“Pepper?” asked the detective. “Was it pepper?
“Yes, yes, that was it. Pepper.” She gathered her thoughts and continued. “The starter was baby artichokes with fennel and parmesan.
“Delicious,” murmured the detective. “Go on.”
“There was a pasta with anchovies, black olives, parsley and lemon juice, with lots of garlic.”
“What were they drinking?” asked the detective, his brow shiny with sweat.
“Wine, of course and I think that Carmine made one or two negronis with kumquats and then Corrinne, she brought some Prosecco.
“Sweet subversive swine.” He jotted more notes and without being asked, she offered.
“That’s Corrinne, with two r’s and two n’s
The detective worked his eraser and gritted his teeth, wiped his brow. “Go on, what else?”
“They talked about Patagonia, I think.”
“Yeah, Sandra, she’s one of the new Festers. Well, she just came back from there. Seems she was out roaming in the mountains.”
The pieces were beginning to fall into place. The detective didn’t know quite where they were falling or why, but they were falling or at least he was thinking they were doing something. Mostly though, he was just hungry.
The detective was delirious. “Sweet,” he muttered.
Nervous, the young woman began again, in detail. “Yes, they had a dessert liqueur called VOV and she went on rambling as though she were reading from the label. “Proprietary famed brand of Zabaglione, a Marsala wine, egg, spice, and sweetening custard-like mixture bottled as a liqueur. Made in Italy since 1840.”
The detective licked his parched lips.
“Did they drink this Vov stuff straight?”
She looked at the detective. He looked at her.
“Well, I think Karl did, but the other two….”
“So they mixed it?

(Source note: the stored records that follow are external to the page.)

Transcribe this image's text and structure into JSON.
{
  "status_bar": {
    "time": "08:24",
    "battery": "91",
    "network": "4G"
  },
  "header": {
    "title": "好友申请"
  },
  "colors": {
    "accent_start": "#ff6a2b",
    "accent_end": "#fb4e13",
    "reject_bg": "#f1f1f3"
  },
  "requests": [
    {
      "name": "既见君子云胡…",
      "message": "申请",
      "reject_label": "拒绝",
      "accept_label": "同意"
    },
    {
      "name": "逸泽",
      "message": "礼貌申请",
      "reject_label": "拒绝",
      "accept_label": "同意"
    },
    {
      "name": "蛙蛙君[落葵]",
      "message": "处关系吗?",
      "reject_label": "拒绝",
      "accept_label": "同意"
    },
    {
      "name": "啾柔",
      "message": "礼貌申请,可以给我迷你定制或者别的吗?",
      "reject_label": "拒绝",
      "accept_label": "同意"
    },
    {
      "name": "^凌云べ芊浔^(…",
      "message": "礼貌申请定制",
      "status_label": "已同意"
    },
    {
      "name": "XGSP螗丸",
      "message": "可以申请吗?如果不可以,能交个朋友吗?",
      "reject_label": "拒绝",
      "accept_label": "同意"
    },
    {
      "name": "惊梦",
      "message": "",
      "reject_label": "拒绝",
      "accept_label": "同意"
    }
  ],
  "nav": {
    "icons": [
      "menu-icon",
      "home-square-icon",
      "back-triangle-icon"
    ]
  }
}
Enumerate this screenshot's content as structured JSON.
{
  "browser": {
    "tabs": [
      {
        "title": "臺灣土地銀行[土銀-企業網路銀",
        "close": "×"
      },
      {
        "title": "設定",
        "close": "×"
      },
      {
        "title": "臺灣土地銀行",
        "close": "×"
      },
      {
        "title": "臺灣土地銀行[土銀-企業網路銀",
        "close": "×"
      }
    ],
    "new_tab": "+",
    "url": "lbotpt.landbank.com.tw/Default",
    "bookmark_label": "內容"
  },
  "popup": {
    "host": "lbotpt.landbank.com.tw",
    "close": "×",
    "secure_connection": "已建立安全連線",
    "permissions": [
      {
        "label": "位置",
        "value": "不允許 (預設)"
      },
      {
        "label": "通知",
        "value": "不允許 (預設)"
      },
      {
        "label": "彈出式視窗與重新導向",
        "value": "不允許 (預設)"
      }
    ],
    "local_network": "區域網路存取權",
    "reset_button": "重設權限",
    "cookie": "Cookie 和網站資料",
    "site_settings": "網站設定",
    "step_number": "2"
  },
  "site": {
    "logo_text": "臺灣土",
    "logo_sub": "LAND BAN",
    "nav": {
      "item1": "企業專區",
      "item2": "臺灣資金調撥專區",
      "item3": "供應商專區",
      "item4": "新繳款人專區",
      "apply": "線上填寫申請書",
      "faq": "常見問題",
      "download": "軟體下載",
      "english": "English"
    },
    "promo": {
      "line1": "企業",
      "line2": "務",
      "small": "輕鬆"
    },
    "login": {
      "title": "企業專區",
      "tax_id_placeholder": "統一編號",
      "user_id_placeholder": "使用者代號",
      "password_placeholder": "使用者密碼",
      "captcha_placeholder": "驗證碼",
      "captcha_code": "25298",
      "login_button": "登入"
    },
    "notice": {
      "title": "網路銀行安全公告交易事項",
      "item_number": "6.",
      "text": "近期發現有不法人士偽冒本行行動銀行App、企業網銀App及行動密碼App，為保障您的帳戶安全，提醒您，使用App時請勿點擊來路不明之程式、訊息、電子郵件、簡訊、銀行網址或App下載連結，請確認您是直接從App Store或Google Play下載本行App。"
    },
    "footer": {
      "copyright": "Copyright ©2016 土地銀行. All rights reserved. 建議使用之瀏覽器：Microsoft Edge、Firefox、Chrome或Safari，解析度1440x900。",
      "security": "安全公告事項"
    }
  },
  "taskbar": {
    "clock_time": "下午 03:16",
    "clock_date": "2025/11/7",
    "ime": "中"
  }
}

“Yeah, they mixed it in with coffee in these cups that Hideo made.”
She too was feeling delirious. “I don’t know––something about a main course of fish and potatoes. The fish was sole and the potatoes were fancy, called, new potatoes. It was cooked with leeks, in wine. With olive oil, nutmeg and oregano.
The detective chewed his #2 straight through to the lead. “How did they finish it off?”
She turned and looked at him. He looked at her. They just kept looking at each other. Hmmmm.
“Do you even want to know my name,” she asked. “I’m Elisa, and I was there. I saw it with my own eyes.”
She raised her head from the La-Z-Boy and propped herself on one elbow, staring into the hungry detective’s eyes.
“It was ricotta and orange peel and wheat berries in a pie crust served with strawberries soaked in red wine I think.”
“Sounds delicious. What did they call it?” She almost winced in fear, afraid of her answer. “Pizza Grana.”
And for a moment they both looked at one another, confused. Then she leaned back, her eyes focusing on the ceiling.
The detective stared at her, pondering the clues. “The gay mafia.”
Elisa sat up with a startled, “Oh no.”
“Oh yes,” mocked the detective in his husky assured manner.
“This Fork Fest thing is just a front. These guys are just a bunch of food thugs.”
“Oh my, no,” said Elisa as she let a loose calf rub up against the unsuspecting detective’s leg.
“It all fits. Forks, festivals, Italian foods, drinks I can’t pronounce.”
The detective noticed her calf, rubbing against his ankle like a cat, purring for affection.
“When’s the next one of these Fork Fest things and can you bring me?”
Elisa smiled at the thought. Her and mister rough-tough-detective at the table.
“The 9th of June,” she purred, “At Carole’s.”